Since the analysis linking the diabetes med to cardiovascular risk was published May 21 in The New England Journal of Medicine, side effect reports to the FDA tripled. The sudden increase reflects the likelihood that many docs were unaware that Avandia may have caused heart problems that weren’t reported previously.
With Avandia, the published analysis likely led to more cases being reported, said Vanderbilt University diabetes specialist Dr. Alvin C. Powers.
“Now, patients and their doctors are much more aware of the possible link between Avandia and cardiovascular disease.
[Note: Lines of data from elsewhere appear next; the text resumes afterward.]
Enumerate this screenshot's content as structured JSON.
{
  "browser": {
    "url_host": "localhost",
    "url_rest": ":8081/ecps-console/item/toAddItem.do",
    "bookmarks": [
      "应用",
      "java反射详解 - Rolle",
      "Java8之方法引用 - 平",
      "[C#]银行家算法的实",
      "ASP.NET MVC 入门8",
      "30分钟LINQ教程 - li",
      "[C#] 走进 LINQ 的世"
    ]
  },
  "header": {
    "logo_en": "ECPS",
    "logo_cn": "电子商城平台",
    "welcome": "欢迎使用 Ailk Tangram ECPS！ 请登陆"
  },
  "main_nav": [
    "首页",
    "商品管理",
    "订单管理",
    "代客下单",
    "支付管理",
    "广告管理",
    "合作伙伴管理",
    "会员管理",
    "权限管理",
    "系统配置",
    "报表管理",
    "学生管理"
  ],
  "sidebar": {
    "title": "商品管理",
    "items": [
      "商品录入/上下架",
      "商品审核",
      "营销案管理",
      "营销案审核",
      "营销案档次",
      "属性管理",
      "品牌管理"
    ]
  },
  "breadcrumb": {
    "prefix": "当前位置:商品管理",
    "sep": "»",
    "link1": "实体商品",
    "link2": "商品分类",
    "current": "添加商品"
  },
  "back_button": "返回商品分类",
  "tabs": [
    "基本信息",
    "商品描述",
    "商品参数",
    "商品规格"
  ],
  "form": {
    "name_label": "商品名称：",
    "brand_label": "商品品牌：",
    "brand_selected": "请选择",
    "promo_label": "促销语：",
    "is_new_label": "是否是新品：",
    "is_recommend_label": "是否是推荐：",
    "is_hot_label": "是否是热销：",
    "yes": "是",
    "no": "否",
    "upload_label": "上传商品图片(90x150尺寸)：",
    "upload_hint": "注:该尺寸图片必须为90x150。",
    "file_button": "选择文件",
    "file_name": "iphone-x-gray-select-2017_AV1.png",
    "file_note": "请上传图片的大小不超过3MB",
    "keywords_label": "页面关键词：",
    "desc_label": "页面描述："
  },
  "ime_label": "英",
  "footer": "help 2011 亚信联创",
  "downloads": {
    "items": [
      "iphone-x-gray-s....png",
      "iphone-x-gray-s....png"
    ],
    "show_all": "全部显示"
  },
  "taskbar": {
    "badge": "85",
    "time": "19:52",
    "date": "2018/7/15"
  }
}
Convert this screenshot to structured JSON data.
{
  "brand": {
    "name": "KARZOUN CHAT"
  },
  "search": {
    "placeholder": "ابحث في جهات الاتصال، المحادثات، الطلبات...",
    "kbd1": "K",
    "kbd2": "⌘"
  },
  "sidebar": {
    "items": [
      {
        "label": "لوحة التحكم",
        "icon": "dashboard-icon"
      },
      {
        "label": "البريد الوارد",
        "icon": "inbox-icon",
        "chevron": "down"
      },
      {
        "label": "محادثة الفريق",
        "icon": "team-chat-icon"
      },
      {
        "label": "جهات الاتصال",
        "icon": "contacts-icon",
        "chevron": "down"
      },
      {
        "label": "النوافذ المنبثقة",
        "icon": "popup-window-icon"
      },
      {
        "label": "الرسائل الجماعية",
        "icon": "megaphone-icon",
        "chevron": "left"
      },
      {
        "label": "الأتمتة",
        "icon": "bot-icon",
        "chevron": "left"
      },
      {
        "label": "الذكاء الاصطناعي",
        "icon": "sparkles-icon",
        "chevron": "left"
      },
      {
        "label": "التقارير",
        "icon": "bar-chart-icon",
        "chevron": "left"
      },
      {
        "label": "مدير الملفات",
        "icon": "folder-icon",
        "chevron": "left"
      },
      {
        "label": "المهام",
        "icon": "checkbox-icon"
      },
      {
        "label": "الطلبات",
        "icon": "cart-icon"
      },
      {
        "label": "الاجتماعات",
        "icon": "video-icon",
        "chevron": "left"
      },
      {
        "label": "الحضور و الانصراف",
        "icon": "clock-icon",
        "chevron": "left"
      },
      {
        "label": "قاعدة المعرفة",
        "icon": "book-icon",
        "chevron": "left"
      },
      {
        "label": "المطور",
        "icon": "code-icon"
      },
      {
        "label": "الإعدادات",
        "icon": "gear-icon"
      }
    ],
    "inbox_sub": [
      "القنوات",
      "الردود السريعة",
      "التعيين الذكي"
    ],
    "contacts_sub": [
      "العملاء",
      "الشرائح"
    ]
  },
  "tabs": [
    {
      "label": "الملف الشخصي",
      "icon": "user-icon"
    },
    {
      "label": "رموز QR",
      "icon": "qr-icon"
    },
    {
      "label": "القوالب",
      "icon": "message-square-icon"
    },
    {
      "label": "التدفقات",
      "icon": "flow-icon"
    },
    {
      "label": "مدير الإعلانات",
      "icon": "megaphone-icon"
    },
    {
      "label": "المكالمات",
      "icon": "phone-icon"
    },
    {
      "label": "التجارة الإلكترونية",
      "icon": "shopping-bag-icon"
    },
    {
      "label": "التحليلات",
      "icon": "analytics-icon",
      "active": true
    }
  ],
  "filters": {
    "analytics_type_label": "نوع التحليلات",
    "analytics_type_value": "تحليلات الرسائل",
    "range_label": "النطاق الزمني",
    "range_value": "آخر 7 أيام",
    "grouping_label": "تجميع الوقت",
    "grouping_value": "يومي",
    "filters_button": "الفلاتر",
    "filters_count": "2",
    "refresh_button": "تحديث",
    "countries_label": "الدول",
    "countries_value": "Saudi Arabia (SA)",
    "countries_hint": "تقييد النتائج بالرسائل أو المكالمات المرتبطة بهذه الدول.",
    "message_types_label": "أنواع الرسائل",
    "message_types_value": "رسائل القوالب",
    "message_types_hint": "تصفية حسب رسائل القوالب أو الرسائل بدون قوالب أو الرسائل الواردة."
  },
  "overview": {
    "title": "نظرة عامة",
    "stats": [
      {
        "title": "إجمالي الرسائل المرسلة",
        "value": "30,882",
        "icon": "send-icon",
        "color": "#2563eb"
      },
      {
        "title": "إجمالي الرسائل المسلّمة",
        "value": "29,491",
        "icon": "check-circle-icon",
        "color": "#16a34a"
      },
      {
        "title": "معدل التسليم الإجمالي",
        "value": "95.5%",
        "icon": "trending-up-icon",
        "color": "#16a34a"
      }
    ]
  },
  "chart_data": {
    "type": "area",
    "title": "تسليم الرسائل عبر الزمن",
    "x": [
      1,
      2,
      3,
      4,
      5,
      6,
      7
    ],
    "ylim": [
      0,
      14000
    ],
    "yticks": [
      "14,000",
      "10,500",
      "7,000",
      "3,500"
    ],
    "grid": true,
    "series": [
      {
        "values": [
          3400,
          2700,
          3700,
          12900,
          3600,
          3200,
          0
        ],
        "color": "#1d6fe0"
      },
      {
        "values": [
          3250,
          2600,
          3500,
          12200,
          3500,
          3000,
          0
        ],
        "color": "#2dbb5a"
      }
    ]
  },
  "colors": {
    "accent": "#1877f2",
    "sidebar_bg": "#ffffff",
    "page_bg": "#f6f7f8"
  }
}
This is good — this is going to help us going forward to determine whether or not this drug is safe,” he said.
Glaxo spokeswoman, Mary Anne Rhyne (who I like to think of as an American Alastair Benbow) has, of course, felt compelled to comment - “This is a very well-known phenomenon,” where news reports lead to increased reporting, she said. “It’s good that there’s awareness of the reporting system, but drawing conclusions on such data is inappropriate.”
Fair point I suppose, but just hold on there, what data do you suggest we use Mary Ann?
Maybe data like Glaxo used for Study 329?